Common Sense, Troublesome Things, Injustice
Issue 905 » July 29, 2016 - Shawwal 24, 1437
Al-Baqara (The Cow) - Chapter 2: Verse 189 (partial)
During the Jahiliyyah period it was customary among Arabs that until the completion of Hajj rites they did not enter their homes through doors. They did so thinking that until they finally returned from the House of Allah, they should not enter their houses in the normal way. Until the completion of Hajj they made their way into their houses through the roofs or walls. Worse, they regarded this as an act of great virtue. For them it amounted to paying tribute to the House of Allah. There was no divine directive to support this whimsical notion. The Quran dispels their misconception in the above verse.
The Quran upholds and recommends common sense on this account. This norm applies not only to the entrance to domiciles but also to all aspects of life. If one intends to learn the skills of a trade, one should do so in a proper manner. One is expected to learn the trade at the feet of a competent teacher, gain familiarity with the tools and advance one's knowledge step by step. Divine rules are based on human nature and common sense. If one does not follow the laws of nature, once cannot reach one's goal.
"Guidance from the Quran" - Abul Hasan Ali Nadwi, pp. 232-234
There are many Prophetic sayings about the cleanliness of roads. The Prophet, peace and blessings be upon him, tells in detail about the wideness of roads, the construction of roads, the maintenance of their cleanliness and protecting them against highwaymen.
In a hadith, God's Messenger says that a person who lifted a branch of tree from the road so that people were not disturbed and/or hurt went to Paradise because of this good deed (Muslim). In another hadith, he said: "All good and bad deeds of my Umma were shown to me. Among the good deeds was elimination of what is injurious from the thoroughfares.

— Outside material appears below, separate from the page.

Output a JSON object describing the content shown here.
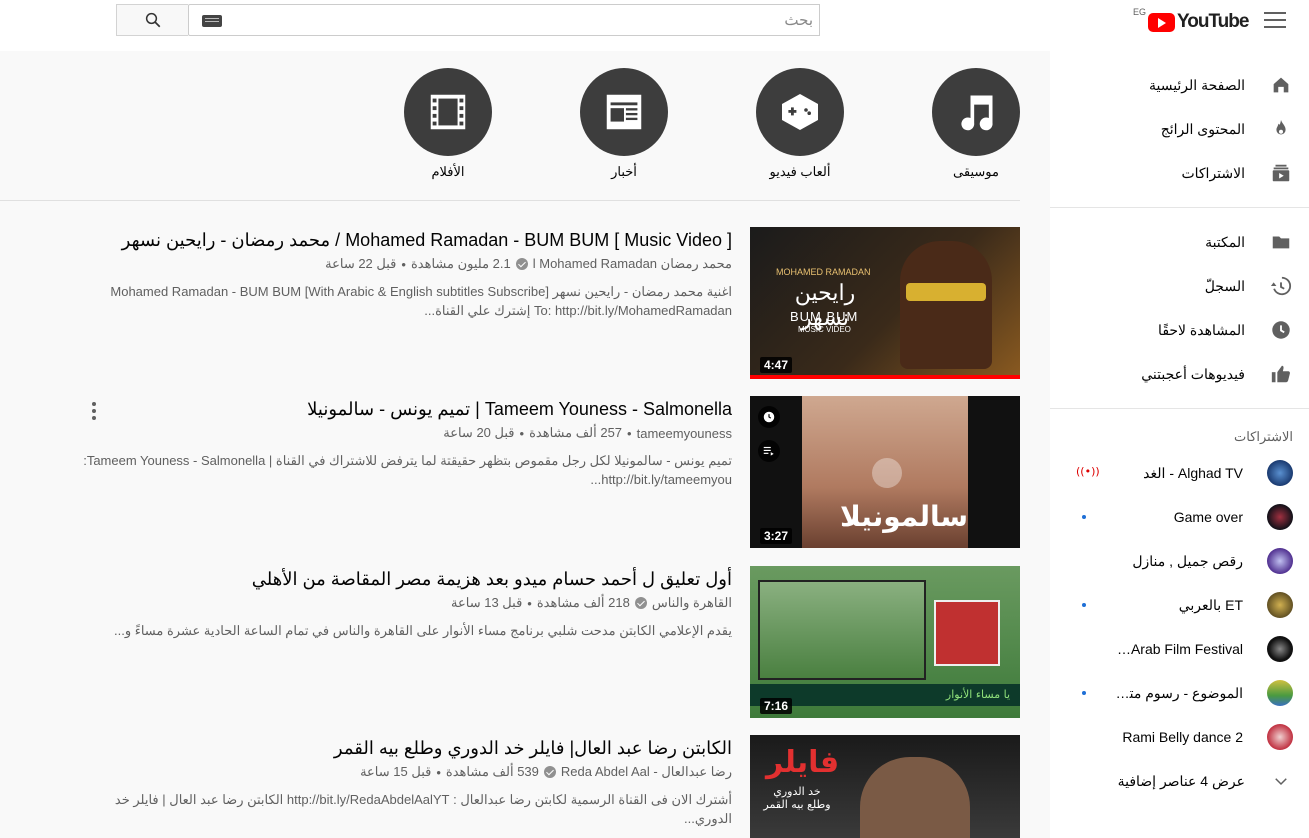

Among the bad deeds was the spittle on the ground that was not covered with earth" (Ibn Majah). In another hadith reported in Muslim, a man asked God's Messenger to teach him something so that he could derive benefit from it. The Prophet said: "Remove the troublesome thing from the paths of Muslims."
In the hadiths mentioned above, the word "troublesome thing" is frequently used. The Prophet did not say "stone," "thorn," "filth," etc., but he said "adha" or "troublesome thing," which comprises the meaning of all such things. This word is defined as small harm or defect in dictionaries. However, from the context it is used in Prophetic sayings we understand that it stands for anything that may annoy or harm those who pass on a road.
"Cleanliness in Islam" - Remzi Kuscular
Humanity is our real common denominator. We share a proximity with all other human beings, and have a common set of inalienable rights as neighbours and kin in this world. This shared identity, our many shared interests, and basic ethics can provide us with a peaceful means to engage with each other when we differ.
People disagree with each other. This needs to be acknowledged. We should not shy away from our disagreements or try to gloss them over. The critical matter is to make sure we uphold the rights of those who disagree with us.
People do not have to share the same set of values and the societal identities to be just with one another. We must speak truthfully and act justly with everyone without exception. Injustice is always a sin. It is never allowed.
We need to make ourselves the keys to a better future and obstacles to misfortune. We should emulate the example of Prophet Muhammad when he arrived in Madinah, where Muslims lived along with pagans and Jews. Whenever there was tension, he acted to calm things down.
We should never think that conflict is the best way to reach our goals. When people give up on reason and the loudest, angriest voice wins the day, it is a crisis of major proportions.
"Personal and Societal Crises" - Salman al-Oadah